It turned out that this was just the end of a nearly-nine-hour silence that Sade had imposed upon herself to show her supSade and her Posterport for and raise awareness of the Free the Children charity which helps and supports seriously disadvantaged young people around the world.

A while ago, a team from the charity visited Kingsford Community School in Beckton, East London where 14-year-old Sade is a student, and told her and her classmates about a young boy who had been enslaved making mattresses and who, after he had escaped and told the world about his plight had been recaptured by his slave-master and shot.

Moved by this and other stories, Sade decided to sign up for the charity. After a few weeks, Free the Children contacted her about their We Are Silent initiative where young people are asked to stay silent for a given period to support their efforts, whilst advertising the fact to those around them. So she printed the poster from the website, laminated it and hung it around her neck. And in the end, she managed not to speak for eight hours and fifty minutes.

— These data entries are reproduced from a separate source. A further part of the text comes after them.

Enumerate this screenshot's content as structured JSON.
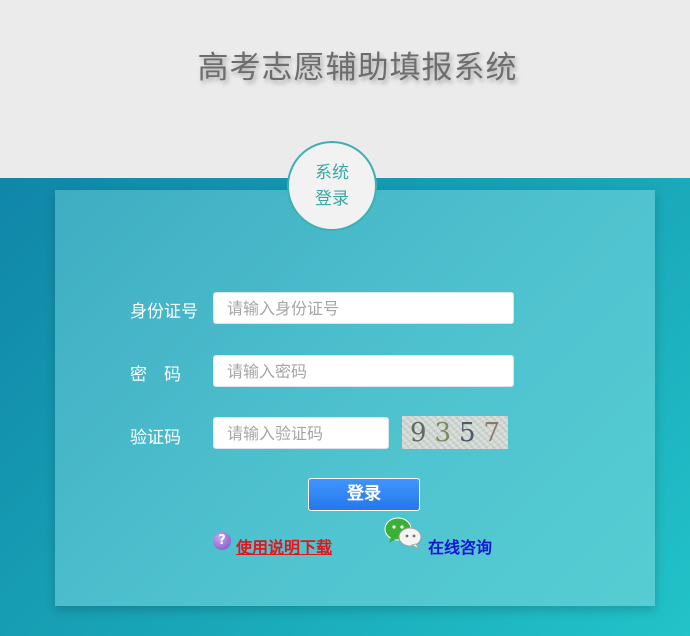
{
  "header": {
    "title": "高考志愿辅助填报系统"
  },
  "badge": {
    "line1": "系统",
    "line2": "登录"
  },
  "form": {
    "id_label": "身份证号",
    "id_placeholder": "请输入身份证号",
    "password_label": "密　码",
    "password_placeholder": "请输入密码",
    "captcha_label": "验证码",
    "captcha_placeholder": "请输入验证码",
    "captcha_digits": [
      "9",
      "3",
      "5",
      "7"
    ],
    "login_label": "登录"
  },
  "links": {
    "manual_label": "使用说明下载",
    "consult_label": "在线咨询"
  },
  "icons": {
    "help": "question-circle-icon",
    "wechat": "wechat-icon"
  },
  "colors": {
    "accent": "#2f86f5",
    "manual_link": "#e0161b",
    "consult_link": "#1515d6",
    "badge_text": "#3aa9a6"
  }
}
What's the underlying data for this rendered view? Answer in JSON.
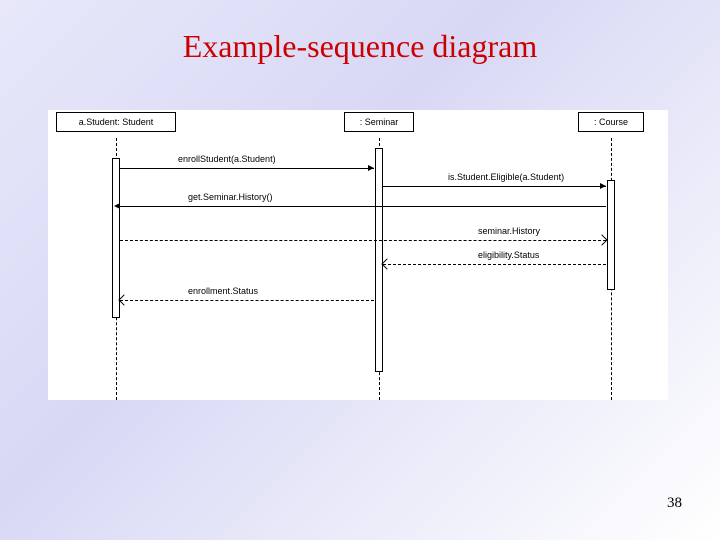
{
  "title": "Example-sequence diagram",
  "page_number": "38",
  "participants": {
    "p1": "a.Student: Student",
    "p2": ": Seminar",
    "p3": ": Course"
  },
  "messages": {
    "m1": "enrollStudent(a.Student)",
    "m2": "is.Student.Eligible(a.Student)",
    "m3": "get.Seminar.History()",
    "m4": "seminar.History",
    "m5": "eligibility.Status",
    "m6": "enrollment.Status"
  }
}
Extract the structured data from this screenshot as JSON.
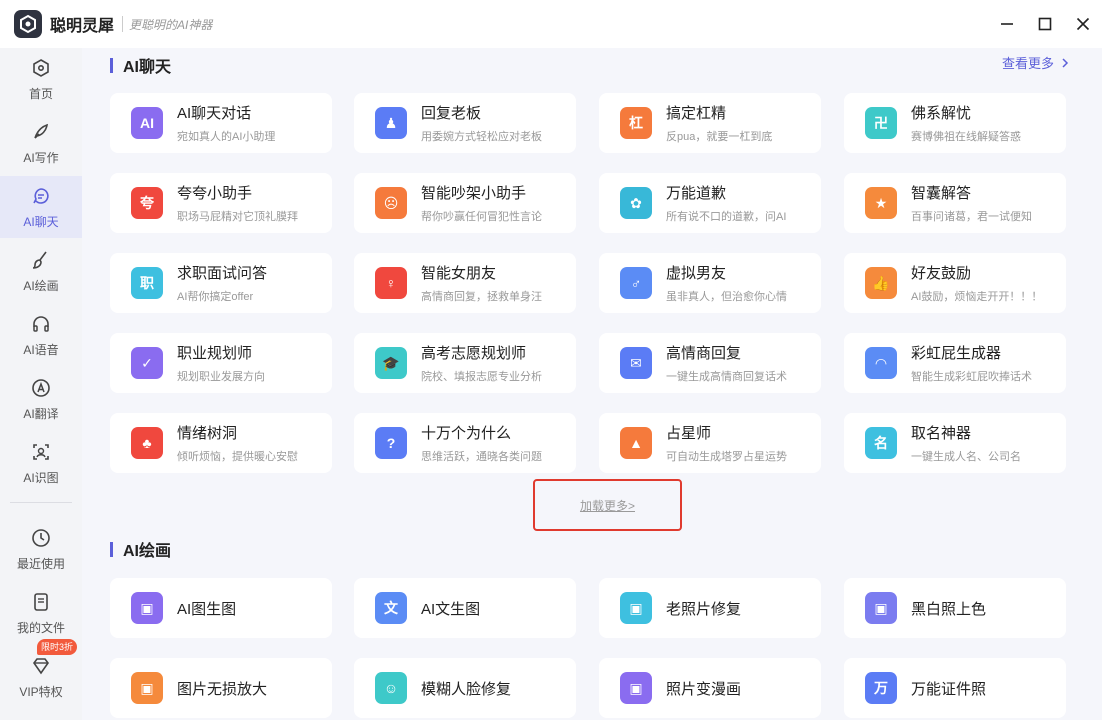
{
  "app": {
    "title": "聪明灵犀",
    "slogan": "更聪明的AI神器"
  },
  "sidebar": {
    "items": [
      {
        "label": "首页",
        "icon": "home-icon"
      },
      {
        "label": "AI写作",
        "icon": "pen-icon"
      },
      {
        "label": "AI聊天",
        "icon": "chat-icon",
        "active": true
      },
      {
        "label": "AI绘画",
        "icon": "brush-icon"
      },
      {
        "label": "AI语音",
        "icon": "headphones-icon"
      },
      {
        "label": "AI翻译",
        "icon": "translate-icon"
      },
      {
        "label": "AI识图",
        "icon": "scan-icon"
      },
      {
        "label": "最近使用",
        "icon": "clock-icon"
      },
      {
        "label": "我的文件",
        "icon": "file-icon"
      },
      {
        "label": "VIP特权",
        "icon": "diamond-icon"
      }
    ],
    "vip_badge": "限时3折"
  },
  "chat_section": {
    "title": "AI聊天",
    "see_more": "查看更多",
    "cards": [
      {
        "title": "AI聊天对话",
        "desc": "宛如真人的AI小助理",
        "color": "#8a6cf0",
        "glyph": "AI"
      },
      {
        "title": "回复老板",
        "desc": "用委婉方式轻松应对老板",
        "color": "#5b7cf5",
        "glyph": "♟"
      },
      {
        "title": "搞定杠精",
        "desc": "反pua，就要一杠到底",
        "color": "#f57a3c",
        "glyph": "杠"
      },
      {
        "title": "佛系解忧",
        "desc": "赛博佛祖在线解疑答惑",
        "color": "#3ec9c9",
        "glyph": "卍"
      },
      {
        "title": "夸夸小助手",
        "desc": "职场马屁精对它顶礼膜拜",
        "color": "#f0483e",
        "glyph": "夸"
      },
      {
        "title": "智能吵架小助手",
        "desc": "帮你吵赢任何冒犯性言论",
        "color": "#f57a3c",
        "glyph": "☹"
      },
      {
        "title": "万能道歉",
        "desc": "所有说不口的道歉，问AI",
        "color": "#38b8d8",
        "glyph": "✿"
      },
      {
        "title": "智囊解答",
        "desc": "百事问诸葛，君一试便知",
        "color": "#f58a3c",
        "glyph": "★"
      },
      {
        "title": "求职面试问答",
        "desc": "AI帮你搞定offer",
        "color": "#3ec0e0",
        "glyph": "职"
      },
      {
        "title": "智能女朋友",
        "desc": "高情商回复，拯救单身汪",
        "color": "#f0483e",
        "glyph": "♀"
      },
      {
        "title": "虚拟男友",
        "desc": "虽非真人，但治愈你心情",
        "color": "#5b8cf5",
        "glyph": "♂"
      },
      {
        "title": "好友鼓励",
        "desc": "AI鼓励，烦恼走开开！！！",
        "color": "#f58a3c",
        "glyph": "👍"
      },
      {
        "title": "职业规划师",
        "desc": "规划职业发展方向",
        "color": "#8a6cf0",
        "glyph": "✓"
      },
      {
        "title": "高考志愿规划师",
        "desc": "院校、填报志愿专业分析",
        "color": "#3ec9c9",
        "glyph": "🎓"
      },
      {
        "title": "高情商回复",
        "desc": "一键生成高情商回复话术",
        "color": "#5b7cf5",
        "glyph": "✉"
      },
      {
        "title": "彩虹屁生成器",
        "desc": "智能生成彩虹屁吹捧话术",
        "color": "#5b8cf5",
        "glyph": "◠"
      },
      {
        "title": "情绪树洞",
        "desc": "倾听烦恼，提供暖心安慰",
        "color": "#f0483e",
        "glyph": "♣"
      },
      {
        "title": "十万个为什么",
        "desc": "思维活跃，通晓各类问题",
        "color": "#5b7cf5",
        "glyph": "?"
      },
      {
        "title": "占星师",
        "desc": "可自动生成塔罗占星运势",
        "color": "#f57a3c",
        "glyph": "▲"
      },
      {
        "title": "取名神器",
        "desc": "一键生成人名、公司名",
        "color": "#3ec0e0",
        "glyph": "名"
      }
    ],
    "load_more": "加载更多>"
  },
  "paint_section": {
    "title": "AI绘画",
    "cards": [
      {
        "title": "AI图生图",
        "color": "#8a6cf0",
        "glyph": "▣"
      },
      {
        "title": "AI文生图",
        "color": "#5b8cf5",
        "glyph": "文"
      },
      {
        "title": "老照片修复",
        "color": "#3ec0e0",
        "glyph": "▣"
      },
      {
        "title": "黑白照上色",
        "color": "#7b7cf0",
        "glyph": "▣"
      },
      {
        "title": "图片无损放大",
        "color": "#f58a3c",
        "glyph": "▣"
      },
      {
        "title": "模糊人脸修复",
        "color": "#3ec9c9",
        "glyph": "☺"
      },
      {
        "title": "照片变漫画",
        "color": "#8a6cf0",
        "glyph": "▣"
      },
      {
        "title": "万能证件照",
        "color": "#5b7cf5",
        "glyph": "万"
      }
    ]
  }
}
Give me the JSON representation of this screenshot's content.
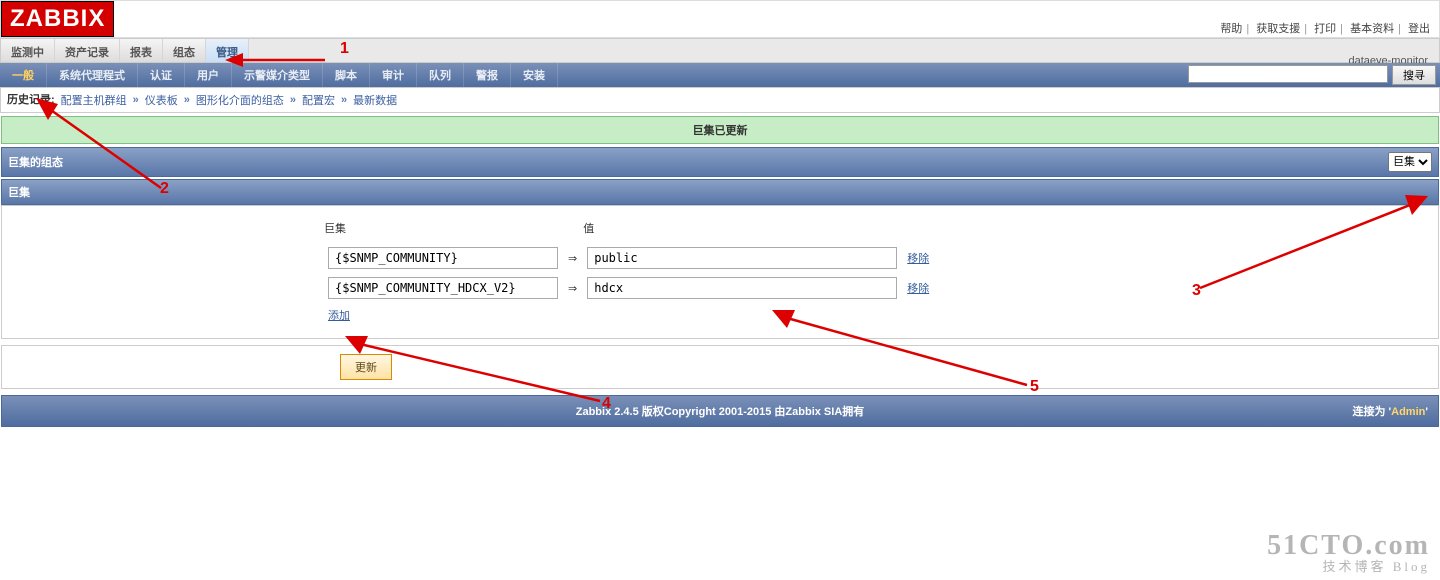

Afterwards, Sade said, “I didn’t do it for money this time, but I would like to get some other Newham Cadets to join me in another Silence to raise some funds.”

Sub Lieutenant Mendrys, the Unit Commanding Officer said, “This is an incredible effort and remarkable initiative on the part of this Cadet.” He went on to say that he would definitely encourage other Cadets who wish to get similarly involved in the future.

Well done to Sade. Not only did she stay Silent, but she made us all aware of Free the Children, which some of us had never heard of before.